Other animals, and plants for that matter, may not have a means of communication that is easy to interpret, but we need to start trying to listen. We need to read the signs, to stop dismissing connections with animals as anthropomorphism when anthropodenial is likely more harmful. If we recognise ourselves in the world, perhaps we won’t destroy it. Perhaps if we recognise ourselves in each other, and extend our definition of ‘each other’, we might be able to live more harmoniously. It’s a long way off and at times a pipe dream, but I hope we can get there someday.
I don’t want the memories of the animals I’ve loved to fall into oblivion. That’s the expected goal for relationships between humans and other animals. Move on, find another companion animal to love briefly. Their lives are idle, but then so are ours, despite our illusions of grandeur. We are so productive, but often that productivity seems unconducive to the kind of world we want to inhabit. We are animals too, and our own lives are also fleeting, especially if we compare our average life span to that of the Greenland shark or the oak tree, both of which can live for hundreds of years.
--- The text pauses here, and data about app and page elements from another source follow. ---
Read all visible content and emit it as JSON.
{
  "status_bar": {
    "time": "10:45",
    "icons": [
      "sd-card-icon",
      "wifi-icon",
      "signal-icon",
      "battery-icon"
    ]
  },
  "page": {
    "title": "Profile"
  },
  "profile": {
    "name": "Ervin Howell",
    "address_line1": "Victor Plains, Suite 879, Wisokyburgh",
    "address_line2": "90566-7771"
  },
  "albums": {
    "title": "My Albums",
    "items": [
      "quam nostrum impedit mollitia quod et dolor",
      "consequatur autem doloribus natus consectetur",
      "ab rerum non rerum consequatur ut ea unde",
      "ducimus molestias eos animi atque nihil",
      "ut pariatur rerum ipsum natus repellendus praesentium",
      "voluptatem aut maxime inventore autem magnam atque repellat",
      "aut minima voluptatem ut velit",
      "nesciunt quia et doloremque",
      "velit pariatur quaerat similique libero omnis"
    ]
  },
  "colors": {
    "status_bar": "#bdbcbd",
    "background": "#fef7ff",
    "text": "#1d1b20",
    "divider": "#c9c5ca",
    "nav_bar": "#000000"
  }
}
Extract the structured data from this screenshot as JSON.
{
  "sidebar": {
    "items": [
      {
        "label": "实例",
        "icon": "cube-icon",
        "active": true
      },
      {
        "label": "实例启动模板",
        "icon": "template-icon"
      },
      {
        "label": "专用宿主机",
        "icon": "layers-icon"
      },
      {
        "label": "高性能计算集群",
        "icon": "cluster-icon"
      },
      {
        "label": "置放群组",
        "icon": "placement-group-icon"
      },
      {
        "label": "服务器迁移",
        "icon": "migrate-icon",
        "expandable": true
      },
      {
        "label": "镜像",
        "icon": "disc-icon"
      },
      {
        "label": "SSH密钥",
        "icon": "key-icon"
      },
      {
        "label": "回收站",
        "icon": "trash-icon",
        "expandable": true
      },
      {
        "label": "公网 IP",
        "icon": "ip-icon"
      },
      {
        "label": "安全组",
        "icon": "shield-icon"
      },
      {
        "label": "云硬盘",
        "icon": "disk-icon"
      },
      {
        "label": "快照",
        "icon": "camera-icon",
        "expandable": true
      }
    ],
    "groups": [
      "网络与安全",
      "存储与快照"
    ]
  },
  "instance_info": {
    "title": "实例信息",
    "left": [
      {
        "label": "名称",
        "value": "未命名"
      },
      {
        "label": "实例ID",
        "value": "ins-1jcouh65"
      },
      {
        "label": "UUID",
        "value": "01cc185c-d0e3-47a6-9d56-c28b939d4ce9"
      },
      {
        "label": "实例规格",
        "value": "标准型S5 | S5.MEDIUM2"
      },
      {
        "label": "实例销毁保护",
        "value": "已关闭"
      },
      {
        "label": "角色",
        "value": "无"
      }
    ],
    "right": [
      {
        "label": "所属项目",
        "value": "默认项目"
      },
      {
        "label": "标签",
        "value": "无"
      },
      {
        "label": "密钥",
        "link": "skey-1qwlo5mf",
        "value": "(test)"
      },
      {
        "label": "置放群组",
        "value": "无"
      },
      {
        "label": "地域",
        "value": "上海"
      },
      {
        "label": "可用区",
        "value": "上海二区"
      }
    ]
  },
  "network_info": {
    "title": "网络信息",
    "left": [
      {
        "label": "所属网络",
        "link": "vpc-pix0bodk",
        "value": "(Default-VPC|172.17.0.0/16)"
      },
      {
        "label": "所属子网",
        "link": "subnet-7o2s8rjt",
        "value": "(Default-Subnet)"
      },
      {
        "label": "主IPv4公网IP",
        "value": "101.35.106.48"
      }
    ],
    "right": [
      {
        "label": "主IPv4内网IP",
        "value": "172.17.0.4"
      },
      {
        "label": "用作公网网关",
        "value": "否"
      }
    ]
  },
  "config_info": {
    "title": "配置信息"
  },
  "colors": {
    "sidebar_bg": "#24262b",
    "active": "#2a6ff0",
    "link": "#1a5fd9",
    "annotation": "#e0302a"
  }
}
Mary Oliver said this in “The Summer Day”?: “Doesn't everything die at last, and too soon?” I’ve been thinking about that poem in the past couple of days. Life is made of shadow but also light. Just as we see the light of burnt out distant suns lightyears after their demise, I hope that Misty’s light will never go out. I endeavour to hold onto the wisdom I have learnt from my time with her and pass it on.
This afternoon we went to my mum’s friend’s garden. Their garden is actually their home—they live in a caravan set in several acres of land they’ve fenced off to create a nature reserve, living as self-sustainably as possible with a compost toilet, renewable energy, and homegrown food. Their days are spent growing the forest. We buried Misty beside Fairy, whose grave has already been overtaken by nature.
For me, this is re-enchantment: re-connecting with the others with whom we share this world. Seeing the sameness beyond the outward differences. Looking into the eye of another and recognising each other as kin. Being compassionate to those who are alive today while honouring those who came before us by learning from their lived experience. Realising, or hoping, that there is more to the world than this tiresome cycle of living and dying. There is love and there are dreams and there is accrued wisdom; there are languages we are yet to understand and there are still things we have not illuminated in the darkness. I close with the words of Leo Tolstoy, for I can’t say it better: “Here, indeed, outwardly, are we met but inwardly we are bound to every living creature. Already are we conscious of many of the motions of the spiritual world, but others have not yet been borne in upon us. Nevertheless they come, even as the earth presently comes to see the light of the stars, which to our eyes at this moment is invisible.”
*As an editorial team we decided to write a series of blog posts that reflect on our personal experience of magic—perhaps our daily rituals. We’re also keen to hear about your own experience of magic. We don’t expect a long memoir or a comprehensive compendium of your beliefs or rituals—this is the opportunity to hone in on something that’s important to you and explore it. It could be something that has somehow shaped you, grounds you in the present, connects you with nature or gives you a reason to drive on. This is an informal conversation with yourself as much as it is a conversation with others.*